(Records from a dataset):
━━━━━━━━━━━━━━━━━━━━━━━━━━━━━━

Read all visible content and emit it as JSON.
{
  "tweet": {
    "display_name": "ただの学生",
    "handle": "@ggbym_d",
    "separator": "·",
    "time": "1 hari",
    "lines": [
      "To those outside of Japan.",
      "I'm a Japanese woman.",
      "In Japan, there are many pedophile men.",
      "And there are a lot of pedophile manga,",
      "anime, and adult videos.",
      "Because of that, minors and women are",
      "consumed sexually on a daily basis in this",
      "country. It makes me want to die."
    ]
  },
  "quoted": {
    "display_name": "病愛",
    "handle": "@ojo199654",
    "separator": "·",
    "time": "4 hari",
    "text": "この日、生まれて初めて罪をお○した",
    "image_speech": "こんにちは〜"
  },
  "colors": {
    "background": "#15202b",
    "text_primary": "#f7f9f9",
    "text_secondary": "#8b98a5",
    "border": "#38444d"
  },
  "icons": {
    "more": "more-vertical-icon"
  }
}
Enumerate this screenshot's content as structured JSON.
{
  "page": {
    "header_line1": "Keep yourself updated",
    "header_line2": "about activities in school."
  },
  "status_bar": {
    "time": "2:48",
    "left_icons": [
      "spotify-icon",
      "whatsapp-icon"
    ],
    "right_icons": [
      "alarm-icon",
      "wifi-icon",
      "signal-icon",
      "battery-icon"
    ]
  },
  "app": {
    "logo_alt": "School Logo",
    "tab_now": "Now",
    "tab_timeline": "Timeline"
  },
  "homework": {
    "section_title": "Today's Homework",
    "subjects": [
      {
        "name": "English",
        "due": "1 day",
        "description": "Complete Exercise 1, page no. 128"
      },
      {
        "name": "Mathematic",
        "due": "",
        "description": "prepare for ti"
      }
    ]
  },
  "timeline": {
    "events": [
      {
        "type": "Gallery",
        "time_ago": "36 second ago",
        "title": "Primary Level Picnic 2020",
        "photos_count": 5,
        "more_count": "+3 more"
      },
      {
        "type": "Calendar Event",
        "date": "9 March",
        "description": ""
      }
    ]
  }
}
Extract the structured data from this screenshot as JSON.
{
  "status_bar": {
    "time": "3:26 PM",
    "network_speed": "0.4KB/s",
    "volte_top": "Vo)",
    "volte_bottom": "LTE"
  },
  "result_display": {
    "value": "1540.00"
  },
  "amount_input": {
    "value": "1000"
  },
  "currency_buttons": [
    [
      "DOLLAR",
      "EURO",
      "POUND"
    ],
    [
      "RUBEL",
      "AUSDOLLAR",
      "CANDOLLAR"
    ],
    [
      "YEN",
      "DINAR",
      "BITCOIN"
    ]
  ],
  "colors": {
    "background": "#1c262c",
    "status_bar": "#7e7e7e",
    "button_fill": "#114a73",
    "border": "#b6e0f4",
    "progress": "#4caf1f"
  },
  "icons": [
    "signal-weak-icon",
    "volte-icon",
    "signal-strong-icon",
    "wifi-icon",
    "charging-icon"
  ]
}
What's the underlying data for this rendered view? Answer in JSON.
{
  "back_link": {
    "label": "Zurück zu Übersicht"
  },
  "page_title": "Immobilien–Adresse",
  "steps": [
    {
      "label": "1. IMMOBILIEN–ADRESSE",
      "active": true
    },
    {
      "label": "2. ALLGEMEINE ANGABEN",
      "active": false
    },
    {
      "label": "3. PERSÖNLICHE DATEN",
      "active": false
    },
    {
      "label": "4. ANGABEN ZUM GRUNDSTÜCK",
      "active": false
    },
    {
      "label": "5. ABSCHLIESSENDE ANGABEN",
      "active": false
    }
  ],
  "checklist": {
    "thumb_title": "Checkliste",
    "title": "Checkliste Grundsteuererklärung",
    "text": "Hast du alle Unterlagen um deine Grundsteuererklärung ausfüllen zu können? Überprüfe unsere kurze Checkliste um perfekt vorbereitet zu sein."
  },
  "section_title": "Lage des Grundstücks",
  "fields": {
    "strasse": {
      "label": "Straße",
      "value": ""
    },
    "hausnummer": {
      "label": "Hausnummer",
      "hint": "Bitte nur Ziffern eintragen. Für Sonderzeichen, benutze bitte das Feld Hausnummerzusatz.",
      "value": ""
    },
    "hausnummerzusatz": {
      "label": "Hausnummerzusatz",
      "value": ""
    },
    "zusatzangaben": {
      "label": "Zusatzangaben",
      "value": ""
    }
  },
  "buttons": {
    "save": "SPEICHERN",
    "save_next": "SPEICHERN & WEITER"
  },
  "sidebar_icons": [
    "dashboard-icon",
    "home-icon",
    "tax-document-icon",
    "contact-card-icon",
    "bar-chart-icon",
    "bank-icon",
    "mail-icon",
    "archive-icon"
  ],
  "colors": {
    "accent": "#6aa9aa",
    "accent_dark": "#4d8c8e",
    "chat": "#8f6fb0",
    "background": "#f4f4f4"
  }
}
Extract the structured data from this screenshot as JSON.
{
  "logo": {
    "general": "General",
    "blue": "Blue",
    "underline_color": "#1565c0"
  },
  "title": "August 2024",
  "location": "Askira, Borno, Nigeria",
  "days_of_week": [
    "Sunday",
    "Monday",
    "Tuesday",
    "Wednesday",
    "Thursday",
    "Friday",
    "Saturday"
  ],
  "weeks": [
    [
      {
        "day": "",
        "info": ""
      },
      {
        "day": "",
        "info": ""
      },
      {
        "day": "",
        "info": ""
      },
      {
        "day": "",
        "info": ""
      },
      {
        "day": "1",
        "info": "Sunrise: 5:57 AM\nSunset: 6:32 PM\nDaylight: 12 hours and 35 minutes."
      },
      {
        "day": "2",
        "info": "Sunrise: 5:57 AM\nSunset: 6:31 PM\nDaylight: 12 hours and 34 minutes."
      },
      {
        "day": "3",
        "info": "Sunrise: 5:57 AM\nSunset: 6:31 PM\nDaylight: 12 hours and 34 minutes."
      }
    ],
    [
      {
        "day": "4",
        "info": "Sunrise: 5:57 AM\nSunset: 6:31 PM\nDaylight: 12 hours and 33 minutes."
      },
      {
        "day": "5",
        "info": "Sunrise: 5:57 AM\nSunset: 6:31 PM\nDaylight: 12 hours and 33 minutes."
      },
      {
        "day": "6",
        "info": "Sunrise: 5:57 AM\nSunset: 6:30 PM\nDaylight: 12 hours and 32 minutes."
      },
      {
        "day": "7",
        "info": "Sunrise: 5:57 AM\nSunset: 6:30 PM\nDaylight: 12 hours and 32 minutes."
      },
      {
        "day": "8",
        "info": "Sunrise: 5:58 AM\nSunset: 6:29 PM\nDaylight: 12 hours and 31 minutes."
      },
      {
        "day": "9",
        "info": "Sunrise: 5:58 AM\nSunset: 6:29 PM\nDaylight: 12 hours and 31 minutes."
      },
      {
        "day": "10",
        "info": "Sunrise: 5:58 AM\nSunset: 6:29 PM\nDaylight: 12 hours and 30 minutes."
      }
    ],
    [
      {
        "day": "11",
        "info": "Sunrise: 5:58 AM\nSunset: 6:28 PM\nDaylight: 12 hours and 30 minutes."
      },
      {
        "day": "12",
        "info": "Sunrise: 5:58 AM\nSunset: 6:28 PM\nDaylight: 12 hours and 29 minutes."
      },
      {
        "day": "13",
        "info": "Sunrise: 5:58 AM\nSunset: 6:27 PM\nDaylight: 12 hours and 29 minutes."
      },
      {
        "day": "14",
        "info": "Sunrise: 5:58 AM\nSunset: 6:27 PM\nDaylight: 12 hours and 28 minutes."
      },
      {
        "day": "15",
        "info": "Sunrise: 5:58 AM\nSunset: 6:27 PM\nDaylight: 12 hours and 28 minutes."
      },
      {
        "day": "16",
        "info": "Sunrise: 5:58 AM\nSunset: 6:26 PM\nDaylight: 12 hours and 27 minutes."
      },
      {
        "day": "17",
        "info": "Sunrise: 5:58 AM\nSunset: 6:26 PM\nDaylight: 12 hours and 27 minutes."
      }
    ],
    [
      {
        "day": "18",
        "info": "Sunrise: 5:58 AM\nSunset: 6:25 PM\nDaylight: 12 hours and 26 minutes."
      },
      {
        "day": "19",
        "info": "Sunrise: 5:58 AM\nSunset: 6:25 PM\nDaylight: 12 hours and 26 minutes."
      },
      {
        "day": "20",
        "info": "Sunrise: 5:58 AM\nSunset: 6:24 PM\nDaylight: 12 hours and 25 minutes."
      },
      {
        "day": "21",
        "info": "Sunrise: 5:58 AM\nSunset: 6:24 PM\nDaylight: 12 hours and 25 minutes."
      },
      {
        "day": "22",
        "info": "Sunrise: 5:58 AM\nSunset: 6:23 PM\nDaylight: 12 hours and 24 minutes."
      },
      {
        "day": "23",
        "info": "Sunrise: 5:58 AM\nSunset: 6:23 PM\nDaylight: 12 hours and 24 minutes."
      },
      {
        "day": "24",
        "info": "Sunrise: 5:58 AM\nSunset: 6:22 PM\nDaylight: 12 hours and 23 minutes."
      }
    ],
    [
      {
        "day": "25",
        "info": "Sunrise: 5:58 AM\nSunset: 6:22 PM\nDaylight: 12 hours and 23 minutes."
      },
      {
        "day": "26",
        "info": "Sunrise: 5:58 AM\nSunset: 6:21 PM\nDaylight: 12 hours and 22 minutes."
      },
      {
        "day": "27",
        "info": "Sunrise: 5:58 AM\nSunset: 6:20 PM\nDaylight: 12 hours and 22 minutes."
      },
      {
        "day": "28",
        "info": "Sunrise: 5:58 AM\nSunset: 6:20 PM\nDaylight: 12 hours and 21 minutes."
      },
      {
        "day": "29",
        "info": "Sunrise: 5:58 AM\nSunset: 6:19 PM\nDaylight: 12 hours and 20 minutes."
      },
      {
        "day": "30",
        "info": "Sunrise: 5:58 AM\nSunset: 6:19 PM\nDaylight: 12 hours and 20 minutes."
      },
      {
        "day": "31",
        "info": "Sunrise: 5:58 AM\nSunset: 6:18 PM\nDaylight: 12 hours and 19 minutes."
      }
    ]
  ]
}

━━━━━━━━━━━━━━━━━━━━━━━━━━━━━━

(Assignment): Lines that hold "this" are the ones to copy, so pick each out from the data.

(Answer section):
      "consumed sexually on a daily basis in this",
Enumerate this screenshot's content as structured JSON.
Extract the structured data from this screenshot as JSON.
What's the underlying data for this rendered view? Answer in JSON.
Extract the structured data from this screenshot as JSON.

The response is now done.